Link to Earth Hour site:

Watch the Earth Hour Video

Link to Earth Hour photos

 

For more information, please contact:

Kanika Kohli | Media Specialist | kkohli@wwfint.org

 

About Earth Hour

Earth Hour is WWF's flagship global environmental movement. Born in Sydney in 2007, Earth Hour has grown to become one of the world's largest grassroots movements for the environment, inspiring individuals, communities, businesses and organizations in more than 180 countries and territories to take tangible environmental action for over a decade. Historically, Earth Hour has focused on the climate crisis, but more recently, Earth Hour has strived to also bring the pressing issue of nature loss to the fore. The aim is to create an unstoppable movement for nature, as it did when the world came together to tackle climate change. The movement recognizes the role of individuals in creating solutions to the planet’s most pressing environmental challenges and harnesses the collective power of its millions of supporters to drive change. 

                                                      

Earth Hour is kindly supported by Germany’s Federal Ministry of the Environment, Nature Conservation and Nuclear Safety with funding from the International Climate Initiative (IKI), as a part of the project “Scaling up Biodiversity Communication”.        

                           

About WWF

WWF is an independent conservation organization, with over 30 million followers and a global network active in nearly 100 countries. Our mission is to stop the degradation of the planet's natural environment and to build a future in which people live in harmony with nature, by conserving the world's biological diversity, ensuring that the use of renewable natural resources is sustainable, and promoting the reduction of pollution and wasteful consumption.

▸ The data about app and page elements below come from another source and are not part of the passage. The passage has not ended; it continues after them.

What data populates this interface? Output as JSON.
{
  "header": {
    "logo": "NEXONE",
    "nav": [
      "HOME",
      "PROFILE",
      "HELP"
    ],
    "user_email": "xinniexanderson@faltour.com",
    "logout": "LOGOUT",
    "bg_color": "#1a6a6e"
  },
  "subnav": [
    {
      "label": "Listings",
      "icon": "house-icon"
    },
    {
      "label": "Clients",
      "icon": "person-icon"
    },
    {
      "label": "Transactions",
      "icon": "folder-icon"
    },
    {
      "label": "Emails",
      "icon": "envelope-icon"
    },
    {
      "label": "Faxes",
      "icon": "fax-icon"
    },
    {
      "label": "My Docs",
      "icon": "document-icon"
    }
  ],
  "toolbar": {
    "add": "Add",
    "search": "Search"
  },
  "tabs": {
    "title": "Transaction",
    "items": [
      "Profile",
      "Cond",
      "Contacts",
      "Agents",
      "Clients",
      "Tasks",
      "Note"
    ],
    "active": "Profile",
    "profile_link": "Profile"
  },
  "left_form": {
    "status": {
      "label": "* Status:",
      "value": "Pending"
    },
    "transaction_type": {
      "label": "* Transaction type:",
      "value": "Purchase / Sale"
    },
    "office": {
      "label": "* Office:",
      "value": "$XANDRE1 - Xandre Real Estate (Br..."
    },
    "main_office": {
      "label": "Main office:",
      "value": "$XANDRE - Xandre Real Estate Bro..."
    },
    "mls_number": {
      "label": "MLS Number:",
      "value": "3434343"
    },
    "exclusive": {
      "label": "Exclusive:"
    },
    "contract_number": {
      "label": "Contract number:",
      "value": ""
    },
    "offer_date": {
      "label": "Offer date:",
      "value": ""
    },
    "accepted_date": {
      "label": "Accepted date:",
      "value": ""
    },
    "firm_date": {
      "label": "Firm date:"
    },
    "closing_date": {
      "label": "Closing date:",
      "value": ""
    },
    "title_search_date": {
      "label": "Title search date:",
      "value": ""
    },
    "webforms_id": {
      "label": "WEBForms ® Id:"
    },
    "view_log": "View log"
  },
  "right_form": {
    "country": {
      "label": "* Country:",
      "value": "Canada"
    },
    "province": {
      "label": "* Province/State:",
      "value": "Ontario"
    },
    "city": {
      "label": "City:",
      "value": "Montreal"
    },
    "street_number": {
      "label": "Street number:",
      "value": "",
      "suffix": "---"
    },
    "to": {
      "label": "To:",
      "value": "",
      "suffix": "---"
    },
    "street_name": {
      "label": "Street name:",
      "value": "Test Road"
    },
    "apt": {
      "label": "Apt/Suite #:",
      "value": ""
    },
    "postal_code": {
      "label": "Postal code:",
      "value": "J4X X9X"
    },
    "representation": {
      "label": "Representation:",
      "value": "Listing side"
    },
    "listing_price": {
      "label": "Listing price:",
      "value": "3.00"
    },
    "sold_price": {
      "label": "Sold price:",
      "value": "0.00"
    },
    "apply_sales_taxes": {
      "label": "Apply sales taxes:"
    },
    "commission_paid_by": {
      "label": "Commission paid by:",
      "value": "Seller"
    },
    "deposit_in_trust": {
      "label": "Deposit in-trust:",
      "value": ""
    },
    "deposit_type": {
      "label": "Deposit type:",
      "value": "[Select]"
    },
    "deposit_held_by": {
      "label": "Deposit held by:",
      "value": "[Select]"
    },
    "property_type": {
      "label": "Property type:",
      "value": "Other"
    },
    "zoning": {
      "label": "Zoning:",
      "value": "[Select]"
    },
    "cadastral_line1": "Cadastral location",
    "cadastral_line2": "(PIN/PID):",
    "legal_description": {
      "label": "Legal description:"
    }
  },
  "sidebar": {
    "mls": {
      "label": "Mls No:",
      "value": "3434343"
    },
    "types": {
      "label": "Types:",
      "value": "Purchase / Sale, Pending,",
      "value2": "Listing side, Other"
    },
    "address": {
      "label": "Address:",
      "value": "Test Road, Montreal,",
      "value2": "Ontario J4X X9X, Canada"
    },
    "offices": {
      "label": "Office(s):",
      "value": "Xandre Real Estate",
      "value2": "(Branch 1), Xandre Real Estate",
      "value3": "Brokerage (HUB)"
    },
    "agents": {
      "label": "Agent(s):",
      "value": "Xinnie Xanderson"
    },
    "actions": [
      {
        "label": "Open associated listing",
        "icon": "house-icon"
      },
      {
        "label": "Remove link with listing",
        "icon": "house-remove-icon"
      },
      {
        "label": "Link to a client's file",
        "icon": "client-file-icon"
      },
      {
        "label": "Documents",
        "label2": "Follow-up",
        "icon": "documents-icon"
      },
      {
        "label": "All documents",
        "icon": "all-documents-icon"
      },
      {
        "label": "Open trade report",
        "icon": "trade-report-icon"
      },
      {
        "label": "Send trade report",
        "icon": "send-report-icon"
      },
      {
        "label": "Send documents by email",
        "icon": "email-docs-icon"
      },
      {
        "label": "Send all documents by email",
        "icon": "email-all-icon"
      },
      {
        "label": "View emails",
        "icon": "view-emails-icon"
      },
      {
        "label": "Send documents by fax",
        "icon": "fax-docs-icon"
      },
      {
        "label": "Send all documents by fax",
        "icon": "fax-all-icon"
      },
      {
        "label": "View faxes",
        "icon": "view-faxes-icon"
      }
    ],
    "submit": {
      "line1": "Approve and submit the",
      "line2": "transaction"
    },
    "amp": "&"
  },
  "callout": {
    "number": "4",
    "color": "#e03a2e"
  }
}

Visit https://wwf.panda.org/wwf_news/press_releases/ for the latest news and media resources; follow us on Twitter @WWF_media

Earth Hour celebrations in Uganda
© WWF-Uganda